I can't help thinking how that comment could have applied to Professor Kahle's own situation in the DDR, where open-mindedness to a non-Marxist point of view would have been not only extraordinary but also quite dangerous. As I indicated above, however, we postmoderns can also be less than openminded ourselves in our scholarship. One might not be thrown in prison or lose one's teaching position by expressing opinions or having an attitude that goes against the ideological grain of the time, but there can be much social disfavor, which is also oppressive.

Tuesday, July 9, 2013

Goethe and Saint-Simon

Saint-Simon, from painting by
Adelaide Labille-Guyard
Goethe always turns up in surprising conjunctions, for instance, meeting with Aaron Burr, on which I posted not too long ago. His interest in Saint-Simonianism is not unknown, though it is a small area of Goethe research. Henri de Rouvroy, comte de Saint-Simon, was the early socialist theorist praised in a somewhat backhanded way by Engels in "Socialism: Utopian and Scientific" in Anti-Dühring. He died in 1825, but his disciples, the Saint-Simonists, quickly spread their version of the master's ideas. It was in particular through the transmission of these ideas in Le Globe, of which Goethe was a subscriber, that he learned of the new doctrine. (By the way, Saint-Simon fought in the American Revolutionary war.)

In The Saint-Simonian Religion in Germany, the prolific E.M. Butler wrote about the sympathizers of the movement in Germany, including the Varnhagens, Heine, and several "Young Germany" writers. It is marvelous to witness Goethe, during the last years of his life, from 1829 to 1832, engaging with this new social manifestation. Saint-Simonism was a young man's movement, his followers having included young men who turned out to be up-and-coming. First among them was Auguste Comte, who later betrayed the master. According to Butler, France suffered at the beginning of the 19th century from "great spiritual depression. ... The fierce joy of those who had slain the giants of oppression and superstition [i.e., the French revolutionaries] could not warm the hearts of their sons."

Barthelmy Prospher Enfantin,
follower of Saint-Simon
Johannes John wrote the entry on "Saint-Simonismus" in the Goethe-Handbuch. According to John, it was the July 1830 revolution in France that was the source of Goethe's interest. Goethe also heard from Carlyle shortly thereafter (August 31, 1830), who reported having obtained some Saint-Simonist writings from Paris.
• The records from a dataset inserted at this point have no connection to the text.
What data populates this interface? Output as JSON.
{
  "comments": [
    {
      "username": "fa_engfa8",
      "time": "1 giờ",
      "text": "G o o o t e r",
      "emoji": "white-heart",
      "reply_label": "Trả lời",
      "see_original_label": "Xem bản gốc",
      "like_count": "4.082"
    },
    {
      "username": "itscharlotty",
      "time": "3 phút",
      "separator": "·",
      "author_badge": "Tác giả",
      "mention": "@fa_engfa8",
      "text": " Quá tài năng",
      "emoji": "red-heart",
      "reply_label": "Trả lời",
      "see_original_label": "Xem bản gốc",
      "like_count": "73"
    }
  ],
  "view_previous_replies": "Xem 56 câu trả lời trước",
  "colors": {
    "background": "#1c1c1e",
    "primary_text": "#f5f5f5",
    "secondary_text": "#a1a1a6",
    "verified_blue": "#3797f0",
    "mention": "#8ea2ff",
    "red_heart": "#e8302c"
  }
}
Goethe had several objections to their doctrines, in particular what John calls their centralizing and dirigiste plans for restructuring social and economic relations. He voiced another objection to Frederic Soret: "Je ne sais pas pourquoi on veut sacrifier l'intérêt des individues à celui des masses. ... Ainsi, dire que chacun doit se sacrifier au bien de tous me paraît un faux principle; chacun doit se sacrifier à sa propre conviction." This sounds like Marx avant la lettre, but it was a common notion among utopian thinkers in pre-Revolutionary France, which indicates that Goethe may have been familiar, e.g., with Morelly's Code de la Nature (1755).

What he most objected to was the wishful thinking, amounting to presumption, of the Saint-Simonians. As he wrote to Zelter in May of 1831: they seem like bright people, they understand the shortcomings of our time, they know how to present what is desired. "But they fail in how they presume to eliminate the present terrible state of affairs and bring about the desired goal. The fools imagine they are able to manipulate Providence and assure everyone that he will be rewarded according to his merits if he joins them with body and soul" (summarized translation).

At the same time, Goethe felt sympathy for the Saint-Simonian analysis of contemporary social relations, e.g., excessive competition, the exploitation and impoverishment of the working population, the workers' increasing social "declassification," and the overriding role to be played in the future by technology and industrialization.

This is getting too long-winded for today. I hope to add more on this subject in my next posting.

Picture credit: Dark Government;